Napoleonic France’s most notable enemy was Great Britain, the ruler of the seas at the time. To exacerbate Britain’s condition, Napoleon put the Continental Blockade into effect: a large-scale embargo on British trade, that all European states had to observe. Except for Russia, which Napoleon planned to conquer in the course of 5 years (as of 1811). Napoleon didn’t plan to change the Russian political system. He probably just wanted to make Russia a satellite state, just like he had done with many European states.
Although Napoleon’s army of over 600 thousand soldiers effectively marched through Russia and took Moscow, there was nothing more for Napoleon to conquer – but then a full-scale guerilla war against the French was underway, their ammo and sustenance were scarce, and supply lines in constant jeopardy, while the Russian army was waiting to retaliate. Trapped in burned-down Moscow, Napoleon tried to negotiate peace – in vain – and eventually had to flee.
Vladivostok, Russia, September 1919. Soldiers and sailors from many countries are lined up in front of the Allies Headquarters Building.Archive photo
In 1917-1918, Russia was probably as close to losing sovereignty as during the Time of Troubles. There were no invaders in Moscow or St. Petersburg, but after the murder of the Russian monarchy, 14 foreign states took part in the intervention of the Russian territory. Northern territories, the Far East, Crimea – many parts of Russia were invaded.

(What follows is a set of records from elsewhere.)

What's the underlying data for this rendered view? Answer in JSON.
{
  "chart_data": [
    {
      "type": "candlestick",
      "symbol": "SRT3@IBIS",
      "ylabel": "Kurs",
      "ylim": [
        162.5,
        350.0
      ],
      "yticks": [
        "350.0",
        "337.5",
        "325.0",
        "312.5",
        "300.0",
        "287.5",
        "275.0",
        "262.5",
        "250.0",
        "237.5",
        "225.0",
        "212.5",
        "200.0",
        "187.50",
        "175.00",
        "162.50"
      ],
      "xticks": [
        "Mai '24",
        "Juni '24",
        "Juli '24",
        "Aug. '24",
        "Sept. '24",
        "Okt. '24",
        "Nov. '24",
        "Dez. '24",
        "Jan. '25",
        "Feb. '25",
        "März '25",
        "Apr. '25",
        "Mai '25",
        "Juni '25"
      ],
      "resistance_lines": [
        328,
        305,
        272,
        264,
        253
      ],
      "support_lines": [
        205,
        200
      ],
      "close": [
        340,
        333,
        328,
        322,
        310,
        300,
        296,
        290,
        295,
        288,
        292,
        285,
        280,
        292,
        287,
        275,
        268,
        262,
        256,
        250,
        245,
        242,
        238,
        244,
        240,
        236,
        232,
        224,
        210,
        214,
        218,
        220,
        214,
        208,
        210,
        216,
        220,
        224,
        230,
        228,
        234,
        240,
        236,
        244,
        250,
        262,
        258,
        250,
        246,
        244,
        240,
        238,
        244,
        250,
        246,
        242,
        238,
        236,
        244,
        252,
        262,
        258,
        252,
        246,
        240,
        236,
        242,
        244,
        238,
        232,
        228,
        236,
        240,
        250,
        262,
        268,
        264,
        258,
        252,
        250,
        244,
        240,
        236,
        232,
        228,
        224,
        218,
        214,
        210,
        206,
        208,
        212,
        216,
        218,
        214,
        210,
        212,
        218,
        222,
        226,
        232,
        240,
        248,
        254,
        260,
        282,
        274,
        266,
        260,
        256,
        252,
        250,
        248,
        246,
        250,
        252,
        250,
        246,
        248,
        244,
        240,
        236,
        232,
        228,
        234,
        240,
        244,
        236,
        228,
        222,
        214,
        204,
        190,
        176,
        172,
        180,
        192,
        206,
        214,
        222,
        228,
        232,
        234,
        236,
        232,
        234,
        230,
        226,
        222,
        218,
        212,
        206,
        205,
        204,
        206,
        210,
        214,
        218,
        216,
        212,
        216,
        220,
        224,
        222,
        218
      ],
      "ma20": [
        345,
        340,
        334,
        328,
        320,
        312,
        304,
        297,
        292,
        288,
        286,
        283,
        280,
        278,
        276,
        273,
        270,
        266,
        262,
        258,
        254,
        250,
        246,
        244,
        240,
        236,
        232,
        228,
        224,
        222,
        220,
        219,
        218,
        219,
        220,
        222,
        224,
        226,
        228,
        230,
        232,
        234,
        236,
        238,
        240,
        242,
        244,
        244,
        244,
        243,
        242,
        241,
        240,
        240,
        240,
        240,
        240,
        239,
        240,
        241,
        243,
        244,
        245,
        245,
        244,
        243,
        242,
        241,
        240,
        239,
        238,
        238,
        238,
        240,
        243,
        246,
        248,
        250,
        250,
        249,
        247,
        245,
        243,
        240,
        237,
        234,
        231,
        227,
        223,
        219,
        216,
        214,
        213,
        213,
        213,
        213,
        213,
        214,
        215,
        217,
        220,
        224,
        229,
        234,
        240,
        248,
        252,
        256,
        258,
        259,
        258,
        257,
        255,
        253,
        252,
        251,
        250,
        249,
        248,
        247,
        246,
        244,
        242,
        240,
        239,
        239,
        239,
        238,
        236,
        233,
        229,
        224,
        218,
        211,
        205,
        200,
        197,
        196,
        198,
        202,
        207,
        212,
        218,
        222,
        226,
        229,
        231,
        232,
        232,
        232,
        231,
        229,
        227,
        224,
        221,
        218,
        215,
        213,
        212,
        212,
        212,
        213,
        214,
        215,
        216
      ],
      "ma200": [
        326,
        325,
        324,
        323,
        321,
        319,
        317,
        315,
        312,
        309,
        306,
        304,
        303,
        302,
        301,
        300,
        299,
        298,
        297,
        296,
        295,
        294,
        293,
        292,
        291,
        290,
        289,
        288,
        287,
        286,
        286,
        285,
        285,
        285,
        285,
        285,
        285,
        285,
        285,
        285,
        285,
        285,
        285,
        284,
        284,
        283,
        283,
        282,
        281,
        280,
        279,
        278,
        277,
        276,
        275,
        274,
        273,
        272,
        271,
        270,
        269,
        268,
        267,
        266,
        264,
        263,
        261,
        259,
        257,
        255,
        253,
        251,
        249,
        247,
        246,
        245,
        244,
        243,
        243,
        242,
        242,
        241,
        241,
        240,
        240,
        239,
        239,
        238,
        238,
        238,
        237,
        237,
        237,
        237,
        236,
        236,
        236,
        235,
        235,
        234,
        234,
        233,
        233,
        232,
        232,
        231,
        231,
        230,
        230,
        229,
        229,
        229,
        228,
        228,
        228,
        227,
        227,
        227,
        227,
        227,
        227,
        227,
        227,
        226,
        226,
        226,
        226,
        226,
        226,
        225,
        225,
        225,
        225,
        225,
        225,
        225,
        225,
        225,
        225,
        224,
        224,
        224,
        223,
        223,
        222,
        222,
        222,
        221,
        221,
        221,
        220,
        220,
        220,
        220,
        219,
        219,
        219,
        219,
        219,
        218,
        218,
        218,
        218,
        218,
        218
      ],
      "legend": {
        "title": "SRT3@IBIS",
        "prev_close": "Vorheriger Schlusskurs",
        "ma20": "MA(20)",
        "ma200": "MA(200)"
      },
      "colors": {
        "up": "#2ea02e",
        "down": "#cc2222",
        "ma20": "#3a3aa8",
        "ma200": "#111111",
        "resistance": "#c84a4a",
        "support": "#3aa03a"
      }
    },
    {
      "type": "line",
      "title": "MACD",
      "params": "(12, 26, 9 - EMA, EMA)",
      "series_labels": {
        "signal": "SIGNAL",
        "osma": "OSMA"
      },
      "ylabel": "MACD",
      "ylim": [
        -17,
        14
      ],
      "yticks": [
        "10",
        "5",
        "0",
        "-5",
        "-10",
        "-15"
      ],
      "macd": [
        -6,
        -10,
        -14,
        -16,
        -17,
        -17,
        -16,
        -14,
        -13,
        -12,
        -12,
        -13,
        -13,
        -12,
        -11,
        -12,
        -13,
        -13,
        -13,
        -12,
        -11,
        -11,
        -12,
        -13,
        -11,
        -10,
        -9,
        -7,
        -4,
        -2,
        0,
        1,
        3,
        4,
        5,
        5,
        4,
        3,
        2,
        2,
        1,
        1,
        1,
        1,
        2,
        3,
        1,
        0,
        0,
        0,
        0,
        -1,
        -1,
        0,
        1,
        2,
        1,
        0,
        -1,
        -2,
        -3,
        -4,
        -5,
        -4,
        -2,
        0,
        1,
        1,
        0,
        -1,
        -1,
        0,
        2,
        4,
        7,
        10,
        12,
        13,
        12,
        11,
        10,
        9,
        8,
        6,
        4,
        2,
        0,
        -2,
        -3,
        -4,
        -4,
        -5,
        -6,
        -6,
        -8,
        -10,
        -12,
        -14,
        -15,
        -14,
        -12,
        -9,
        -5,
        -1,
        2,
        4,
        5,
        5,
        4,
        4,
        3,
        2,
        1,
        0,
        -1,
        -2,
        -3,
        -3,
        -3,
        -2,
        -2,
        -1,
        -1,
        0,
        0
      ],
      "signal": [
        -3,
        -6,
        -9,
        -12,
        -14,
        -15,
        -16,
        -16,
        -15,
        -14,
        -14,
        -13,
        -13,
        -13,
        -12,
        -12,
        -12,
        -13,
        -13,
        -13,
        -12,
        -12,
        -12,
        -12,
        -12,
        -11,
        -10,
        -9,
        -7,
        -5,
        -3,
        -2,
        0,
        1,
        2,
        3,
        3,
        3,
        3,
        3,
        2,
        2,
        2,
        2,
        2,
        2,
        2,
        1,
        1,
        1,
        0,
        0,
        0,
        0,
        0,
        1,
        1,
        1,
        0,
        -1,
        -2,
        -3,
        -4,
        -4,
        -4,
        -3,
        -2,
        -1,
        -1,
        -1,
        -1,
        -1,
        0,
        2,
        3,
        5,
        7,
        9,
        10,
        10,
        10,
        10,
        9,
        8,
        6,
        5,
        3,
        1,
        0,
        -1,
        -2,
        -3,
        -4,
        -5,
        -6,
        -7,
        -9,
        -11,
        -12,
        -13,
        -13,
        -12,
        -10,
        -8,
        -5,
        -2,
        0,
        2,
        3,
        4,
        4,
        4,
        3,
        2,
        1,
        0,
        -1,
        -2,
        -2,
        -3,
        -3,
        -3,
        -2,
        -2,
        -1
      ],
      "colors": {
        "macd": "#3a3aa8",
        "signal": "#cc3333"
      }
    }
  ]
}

The intervents, however, didn’t have a clear plan of action. Most likely, they were just waiting to see which side would win the Russian Civil war that had started between the Bolsheviks and the monarchist forces still loyal to the monarchist ideas and hoping to reinstall the Romanovs in Russia.
It is true also, that had the Bolshevik attempt to seize power failed, the country would have certainly been cast into total chaos and would have lost its consistency. Eventually, this didn’t happen, as the Bolsheviks withstood the standoff with the Whites and, with unprecedented cruelty, won the Civil War. Meanwhile, the USSR was already in the works.
Adolf HitlerGetty Images
Unlike Napoleon, who had planned to post his own king to Russia and make the country pay him tributes and feed his army, Hitler planned genocide and ethnic cleansing of Russians. His monstrous Generalplan Ost (“Master Plan for the East”) suggested transporting citizens who were “objectionable in terms of race” to Siberia, the Far East, and Latin America. Millions were to be destroyed in death camps.
As the war progressed, the Nazis committed many horrible atrocities to citizens of the USSR. Many people were transported to Germany as slaves, and thousands executed. The USSR lost over 27 million people in the war and had millions wounded and disabled, but still managed to stop the Nazi onslaught.
If using any of Russia Beyond's content, partly or in full, always provide an active hyperlink to the original material.
to our newsletter!
Get the week's best stories straight to your inbox